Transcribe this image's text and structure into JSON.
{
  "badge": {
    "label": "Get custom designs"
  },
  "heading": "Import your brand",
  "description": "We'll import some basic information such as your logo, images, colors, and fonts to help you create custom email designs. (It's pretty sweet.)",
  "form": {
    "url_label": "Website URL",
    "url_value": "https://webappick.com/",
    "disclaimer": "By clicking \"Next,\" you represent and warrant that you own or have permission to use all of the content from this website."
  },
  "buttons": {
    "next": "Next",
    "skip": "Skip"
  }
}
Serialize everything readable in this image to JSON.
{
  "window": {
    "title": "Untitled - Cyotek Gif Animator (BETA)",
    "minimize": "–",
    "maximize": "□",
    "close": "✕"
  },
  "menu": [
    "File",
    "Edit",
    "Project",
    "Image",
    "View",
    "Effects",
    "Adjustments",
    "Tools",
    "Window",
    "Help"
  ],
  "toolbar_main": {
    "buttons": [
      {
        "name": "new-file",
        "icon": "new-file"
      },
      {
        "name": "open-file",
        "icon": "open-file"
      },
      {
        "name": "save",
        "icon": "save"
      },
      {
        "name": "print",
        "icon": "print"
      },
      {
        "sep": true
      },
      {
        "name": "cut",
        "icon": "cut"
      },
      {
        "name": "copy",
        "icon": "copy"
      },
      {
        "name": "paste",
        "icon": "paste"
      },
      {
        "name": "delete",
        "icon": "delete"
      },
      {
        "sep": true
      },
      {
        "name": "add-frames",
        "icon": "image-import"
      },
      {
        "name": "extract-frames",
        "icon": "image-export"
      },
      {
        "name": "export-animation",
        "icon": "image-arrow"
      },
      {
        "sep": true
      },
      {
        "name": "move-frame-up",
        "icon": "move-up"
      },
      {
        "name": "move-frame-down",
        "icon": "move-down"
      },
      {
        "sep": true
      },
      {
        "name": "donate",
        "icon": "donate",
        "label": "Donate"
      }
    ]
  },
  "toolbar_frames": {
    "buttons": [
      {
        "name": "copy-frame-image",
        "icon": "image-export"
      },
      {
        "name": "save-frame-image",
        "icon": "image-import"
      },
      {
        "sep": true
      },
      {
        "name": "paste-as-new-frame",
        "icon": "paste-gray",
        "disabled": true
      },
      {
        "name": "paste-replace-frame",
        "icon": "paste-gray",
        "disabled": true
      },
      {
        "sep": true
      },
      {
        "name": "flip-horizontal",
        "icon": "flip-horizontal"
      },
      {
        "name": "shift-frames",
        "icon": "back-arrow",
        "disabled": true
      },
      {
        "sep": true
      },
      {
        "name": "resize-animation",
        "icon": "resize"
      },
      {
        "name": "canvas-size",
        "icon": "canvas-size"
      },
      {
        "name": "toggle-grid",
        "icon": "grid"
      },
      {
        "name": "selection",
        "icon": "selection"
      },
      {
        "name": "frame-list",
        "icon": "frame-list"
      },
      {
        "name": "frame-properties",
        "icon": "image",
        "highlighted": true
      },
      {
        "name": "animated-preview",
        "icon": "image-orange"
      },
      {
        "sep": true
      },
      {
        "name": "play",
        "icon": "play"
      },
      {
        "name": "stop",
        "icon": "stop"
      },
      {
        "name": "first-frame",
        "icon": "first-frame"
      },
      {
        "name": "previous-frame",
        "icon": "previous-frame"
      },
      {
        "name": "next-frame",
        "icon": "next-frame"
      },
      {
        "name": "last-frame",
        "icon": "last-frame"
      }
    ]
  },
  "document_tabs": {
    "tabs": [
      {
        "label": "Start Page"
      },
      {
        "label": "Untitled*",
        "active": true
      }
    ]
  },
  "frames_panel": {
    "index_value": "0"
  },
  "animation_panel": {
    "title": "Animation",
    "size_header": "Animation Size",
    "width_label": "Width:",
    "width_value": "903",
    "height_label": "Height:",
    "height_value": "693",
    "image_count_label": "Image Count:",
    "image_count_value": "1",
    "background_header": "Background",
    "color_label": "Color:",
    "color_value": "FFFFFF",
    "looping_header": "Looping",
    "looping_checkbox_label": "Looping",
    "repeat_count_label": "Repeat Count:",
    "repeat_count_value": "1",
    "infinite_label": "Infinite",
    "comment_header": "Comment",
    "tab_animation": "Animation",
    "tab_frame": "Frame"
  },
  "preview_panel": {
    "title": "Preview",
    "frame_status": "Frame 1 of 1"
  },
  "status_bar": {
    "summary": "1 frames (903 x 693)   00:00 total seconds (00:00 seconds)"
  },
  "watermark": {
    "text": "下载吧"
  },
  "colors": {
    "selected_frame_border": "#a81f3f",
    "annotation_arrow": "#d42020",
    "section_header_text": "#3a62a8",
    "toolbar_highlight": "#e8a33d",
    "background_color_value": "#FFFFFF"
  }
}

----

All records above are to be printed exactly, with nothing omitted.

Transcribe this image's text and structure into JSON.
{
  "badge": {
    "label": "Get custom designs"
  },
  "heading": "Import your brand",
  "description": "We'll import some basic information such as your logo, images, colors, and fonts to help you create custom email designs. (It's pretty sweet.)",
  "form": {
    "url_label": "Website URL",
    "url_value": "https://webappick.com/",
    "disclaimer": "By clicking \"Next,\" you represent and warrant that you own or have permission to use all of the content from this website."
  },
  "buttons": {
    "next": "Next",
    "skip": "Skip"
  }
}
Serialize everything readable in this image to JSON.
{
  "window": {
    "title": "Untitled - Cyotek Gif Animator (BETA)",
    "minimize": "–",
    "maximize": "□",
    "close": "✕"
  },
  "menu": [
    "File",
    "Edit",
    "Project",
    "Image",
    "View",
    "Effects",
    "Adjustments",
    "Tools",
    "Window",
    "Help"
  ],
  "toolbar_main": {
    "buttons": [
      {
        "name": "new-file",
        "icon": "new-file"
      },
      {
        "name": "open-file",
        "icon": "open-file"
      },
      {
        "name": "save",
        "icon": "save"
      },
      {
        "name": "print",
        "icon": "print"
      },
      {
        "sep": true
      },
      {
        "name": "cut",
        "icon": "cut"
      },
      {
        "name": "copy",
        "icon": "copy"
      },
      {
        "name": "paste",
        "icon": "paste"
      },
      {
        "name": "delete",
        "icon": "delete"
      },
      {
        "sep": true
      },
      {
        "name": "add-frames",
        "icon": "image-import"
      },
      {
        "name": "extract-frames",
        "icon": "image-export"
      },
      {
        "name": "export-animation",
        "icon": "image-arrow"
      },
      {
        "sep": true
      },
      {
        "name": "move-frame-up",
        "icon": "move-up"
      },
      {
        "name": "move-frame-down",
        "icon": "move-down"
      },
      {
        "sep": true
      },
      {
        "name": "donate",
        "icon": "donate",
        "label": "Donate"
      }
    ]
  },
  "toolbar_frames": {
    "buttons": [
      {
        "name": "copy-frame-image",
        "icon": "image-export"
      },
      {
        "name": "save-frame-image",
        "icon": "image-import"
      },
      {
        "sep": true
      },
      {
        "name": "paste-as-new-frame",
        "icon": "paste-gray",
        "disabled": true
      },
      {
        "name": "paste-replace-frame",
        "icon": "paste-gray",
        "disabled": true
      },
      {
        "sep": true
      },
      {
        "name": "flip-horizontal",
        "icon": "flip-horizontal"
      },
      {
        "name": "shift-frames",
        "icon": "back-arrow",
        "disabled": true
      },
      {
        "sep": true
      },
      {
        "name": "resize-animation",
        "icon": "resize"
      },
      {
        "name": "canvas-size",
        "icon": "canvas-size"
      },
      {
        "name": "toggle-grid",
        "icon": "grid"
      },
      {
        "name": "selection",
        "icon": "selection"
      },
      {
        "name": "frame-list",
        "icon": "frame-list"
      },
      {
        "name": "frame-properties",
        "icon": "image",
        "highlighted": true
      },
      {
        "name": "animated-preview",
        "icon": "image-orange"
      },
      {
        "sep": true
      },
      {
        "name": "play",
        "icon": "play"
      },
      {
        "name": "stop",
        "icon": "stop"
      },
      {
        "name": "first-frame",
        "icon": "first-frame"
      },
      {
        "name": "previous-frame",
        "icon": "previous-frame"
      },
      {
        "name": "next-frame",
        "icon": "next-frame"
      },
      {
        "name": "last-frame",
        "icon": "last-frame"
      }
    ]
  },
  "document_tabs": {
    "tabs": [
      {
        "label": "Start Page"
      },
      {
        "label": "Untitled*",
        "active": true
      }
    ]
  },
  "frames_panel": {
    "index_value": "0"
  },
  "animation_panel": {
    "title": "Animation",
    "size_header": "Animation Size",
    "width_label": "Width:",
    "width_value": "903",
    "height_label": "Height:",
    "height_value": "693",
    "image_count_label": "Image Count:",
    "image_count_value": "1",
    "background_header": "Background",
    "color_label": "Color:",
    "color_value": "FFFFFF",
    "looping_header": "Looping",
    "looping_checkbox_label": "Looping",
    "repeat_count_label": "Repeat Count:",
    "repeat_count_value": "1",
    "infinite_label": "Infinite",
    "comment_header": "Comment",
    "tab_animation": "Animation",
    "tab_frame": "Frame"
  },
  "preview_panel": {
    "title": "Preview",
    "frame_status": "Frame 1 of 1"
  },
  "status_bar": {
    "summary": "1 frames (903 x 693)   00:00 total seconds (00:00 seconds)"
  },
  "watermark": {
    "text": "下载吧"
  },
  "colors": {
    "selected_frame_border": "#a81f3f",
    "annotation_arrow": "#d42020",
    "section_header_text": "#3a62a8",
    "toolbar_highlight": "#e8a33d",
    "background_color_value": "#FFFFFF"
  }
}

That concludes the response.